Web page and app entries

○ ○ ○ ○ ○

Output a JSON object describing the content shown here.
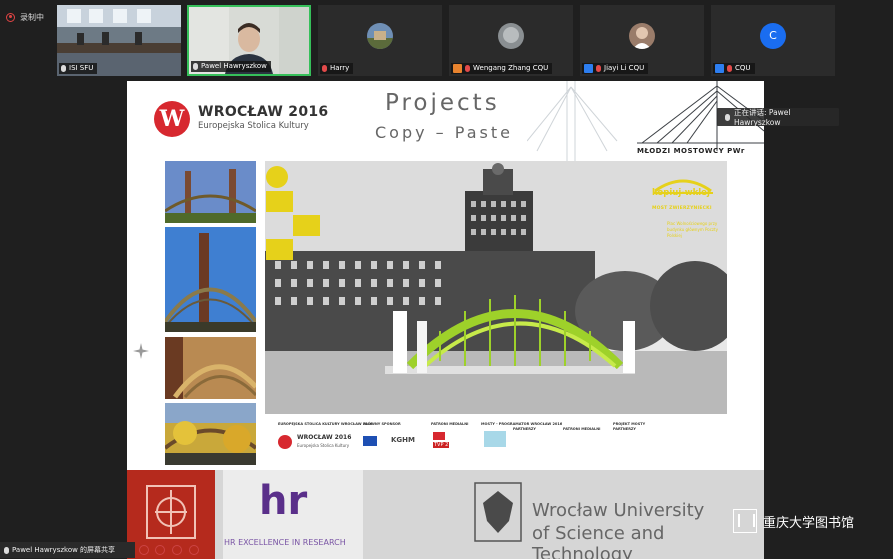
{
  "window": {
    "recording_label": "录制中"
  },
  "participants": [
    {
      "name": "ISI SFU",
      "muted": false,
      "host_tag": false
    },
    {
      "name": "Pawel Hawryszkow",
      "muted": false,
      "host_tag": false,
      "active": true
    },
    {
      "name": "Harry",
      "muted": true,
      "host_tag": false
    },
    {
      "name": "Wengang Zhang CQU",
      "muted": true,
      "host_tag": true
    },
    {
      "name": "Jiayi Li CQU",
      "muted": true,
      "host_tag": true
    },
    {
      "name": "CQU",
      "muted": true,
      "host_tag": true,
      "avatar_letter": "C"
    }
  ],
  "speaking": {
    "label": "正在讲话: Pawel Hawryszkow"
  },
  "slide": {
    "brand_title": "WROCŁAW 2016",
    "brand_subtitle": "Europejska Stolica Kultury",
    "projects_title": "Projects",
    "projects_subtitle": "Copy – Paste",
    "mm_label": "MŁODZI MOSTOWCY PWr",
    "kopiuj_title": "kopiuj-wklej",
    "kopiuj_subtitle": "MOST ZWIERZYNIECKI",
    "kopiuj_note": "Plac Wolnościowego przy budynku głównym Poczty Polskiej",
    "footer_brand_title": "WROCŁAW 2016",
    "footer_brand_sub": "Europejska Stolica Kultury",
    "footer_small": [
      "EUROPEJSKA STOLICA KULTURY WROCŁAW 2016",
      "GŁÓWNY SPONSOR",
      "PATRONI MEDIALNI",
      "MOSTY - PROGRAMATOR WROCŁAW 2016",
      "PARTNERZY",
      "PATRONI MEDIALNI",
      "PROJEKT MOSTY",
      "PARTNERZY"
    ],
    "footer_kghm": "KGHM",
    "footer_tvp": "TVP 2",
    "hr_caption": "HR EXCELLENCE IN RESEARCH",
    "hr_logo": "hr",
    "university_line1": "Wrocław University",
    "university_line2": "of Science and Technology"
  },
  "bottom": {
    "share_label": "Pawel Hawryszkow 的屏幕共享",
    "watermark": "重庆大学图书馆"
  },
  "colors": {
    "accent_red": "#d7282f",
    "yellow": "#e6d11a",
    "active_green": "#36c05a",
    "avatar_blue": "#1a6df0"
  }
}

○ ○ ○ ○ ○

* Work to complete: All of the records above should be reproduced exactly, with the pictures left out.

* Result of this exercise:
Output a JSON object describing the content shown here.
{
  "window": {
    "recording_label": "录制中"
  },
  "participants": [
    {
      "name": "ISI SFU",
      "muted": false,
      "host_tag": false
    },
    {
      "name": "Pawel Hawryszkow",
      "muted": false,
      "host_tag": false,
      "active": true
    },
    {
      "name": "Harry",
      "muted": true,
      "host_tag": false
    },
    {
      "name": "Wengang Zhang CQU",
      "muted": true,
      "host_tag": true
    },
    {
      "name": "Jiayi Li CQU",
      "muted": true,
      "host_tag": true
    },
    {
      "name": "CQU",
      "muted": true,
      "host_tag": true,
      "avatar_letter": "C"
    }
  ],
  "speaking": {
    "label": "正在讲话: Pawel Hawryszkow"
  },
  "slide": {
    "brand_title": "WROCŁAW 2016",
    "brand_subtitle": "Europejska Stolica Kultury",
    "projects_title": "Projects",
    "projects_subtitle": "Copy – Paste",
    "mm_label": "MŁODZI MOSTOWCY PWr",
    "kopiuj_title": "kopiuj-wklej",
    "kopiuj_subtitle": "MOST ZWIERZYNIECKI",
    "kopiuj_note": "Plac Wolnościowego przy budynku głównym Poczty Polskiej",
    "footer_brand_title": "WROCŁAW 2016",
    "footer_brand_sub": "Europejska Stolica Kultury",
    "footer_small": [
      "EUROPEJSKA STOLICA KULTURY WROCŁAW 2016",
      "GŁÓWNY SPONSOR",
      "PATRONI MEDIALNI",
      "MOSTY - PROGRAMATOR WROCŁAW 2016",
      "PARTNERZY",
      "PATRONI MEDIALNI",
      "PROJEKT MOSTY",
      "PARTNERZY"
    ],
    "footer_kghm": "KGHM",
    "footer_tvp": "TVP 2",
    "hr_caption": "HR EXCELLENCE IN RESEARCH",
    "hr_logo": "hr",
    "university_line1": "Wrocław University",
    "university_line2": "of Science and Technology"
  },
  "bottom": {
    "share_label": "Pawel Hawryszkow 的屏幕共享",
    "watermark": "重庆大学图书馆"
  },
  "colors": {
    "accent_red": "#d7282f",
    "yellow": "#e6d11a",
    "active_green": "#36c05a",
    "avatar_blue": "#1a6df0"
  }
}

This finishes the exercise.